### Provided entries
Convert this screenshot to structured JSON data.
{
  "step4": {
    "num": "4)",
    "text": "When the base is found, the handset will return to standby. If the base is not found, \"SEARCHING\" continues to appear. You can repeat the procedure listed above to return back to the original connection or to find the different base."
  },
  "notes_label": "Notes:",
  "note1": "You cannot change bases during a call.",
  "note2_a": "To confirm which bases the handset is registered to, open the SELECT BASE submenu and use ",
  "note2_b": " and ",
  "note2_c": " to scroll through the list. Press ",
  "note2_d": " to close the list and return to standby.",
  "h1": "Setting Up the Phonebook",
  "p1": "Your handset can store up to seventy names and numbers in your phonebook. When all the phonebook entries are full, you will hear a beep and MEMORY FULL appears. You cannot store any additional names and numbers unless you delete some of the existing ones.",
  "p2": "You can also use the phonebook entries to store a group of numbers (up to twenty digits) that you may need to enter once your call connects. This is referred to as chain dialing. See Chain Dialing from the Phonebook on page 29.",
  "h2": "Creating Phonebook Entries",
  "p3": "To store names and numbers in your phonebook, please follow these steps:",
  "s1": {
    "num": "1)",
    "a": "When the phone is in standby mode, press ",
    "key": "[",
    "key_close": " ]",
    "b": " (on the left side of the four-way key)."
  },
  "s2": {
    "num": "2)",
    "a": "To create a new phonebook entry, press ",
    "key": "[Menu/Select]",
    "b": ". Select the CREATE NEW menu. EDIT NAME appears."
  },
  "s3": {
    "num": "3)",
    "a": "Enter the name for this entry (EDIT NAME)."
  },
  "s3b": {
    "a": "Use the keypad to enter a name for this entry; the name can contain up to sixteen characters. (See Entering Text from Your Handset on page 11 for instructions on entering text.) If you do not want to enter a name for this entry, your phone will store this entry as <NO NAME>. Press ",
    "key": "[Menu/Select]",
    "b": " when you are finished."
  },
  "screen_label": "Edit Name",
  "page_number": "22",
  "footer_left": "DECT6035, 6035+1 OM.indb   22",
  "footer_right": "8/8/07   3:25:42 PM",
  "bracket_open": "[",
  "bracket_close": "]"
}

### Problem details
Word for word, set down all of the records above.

### Worked solution
Convert this screenshot to structured JSON data.
{
  "step4": {
    "num": "4)",
    "text": "When the base is found, the handset will return to standby. If the base is not found, \"SEARCHING\" continues to appear. You can repeat the procedure listed above to return back to the original connection or to find the different base."
  },
  "notes_label": "Notes:",
  "note1": "You cannot change bases during a call.",
  "note2_a": "To confirm which bases the handset is registered to, open the SELECT BASE submenu and use ",
  "note2_b": " and ",
  "note2_c": " to scroll through the list. Press ",
  "note2_d": " to close the list and return to standby.",
  "h1": "Setting Up the Phonebook",
  "p1": "Your handset can store up to seventy names and numbers in your phonebook. When all the phonebook entries are full, you will hear a beep and MEMORY FULL appears. You cannot store any additional names and numbers unless you delete some of the existing ones.",
  "p2": "You can also use the phonebook entries to store a group of numbers (up to twenty digits) that you may need to enter once your call connects. This is referred to as chain dialing. See Chain Dialing from the Phonebook on page 29.",
  "h2": "Creating Phonebook Entries",
  "p3": "To store names and numbers in your phonebook, please follow these steps:",
  "s1": {
    "num": "1)",
    "a": "When the phone is in standby mode, press ",
    "key": "[",
    "key_close": " ]",
    "b": " (on the left side of the four-way key)."
  },
  "s2": {
    "num": "2)",
    "a": "To create a new phonebook entry, press ",
    "key": "[Menu/Select]",
    "b": ". Select the CREATE NEW menu. EDIT NAME appears."
  },
  "s3": {
    "num": "3)",
    "a": "Enter the name for this entry (EDIT NAME)."
  },
  "s3b": {
    "a": "Use the keypad to enter a name for this entry; the name can contain up to sixteen characters. (See Entering Text from Your Handset on page 11 for instructions on entering text.) If you do not want to enter a name for this entry, your phone will store this entry as <NO NAME>. Press ",
    "key": "[Menu/Select]",
    "b": " when you are finished."
  },
  "screen_label": "Edit Name",
  "page_number": "22",
  "footer_left": "DECT6035, 6035+1 OM.indb   22",
  "footer_right": "8/8/07   3:25:42 PM",
  "bracket_open": "[",
  "bracket_close": "]"
}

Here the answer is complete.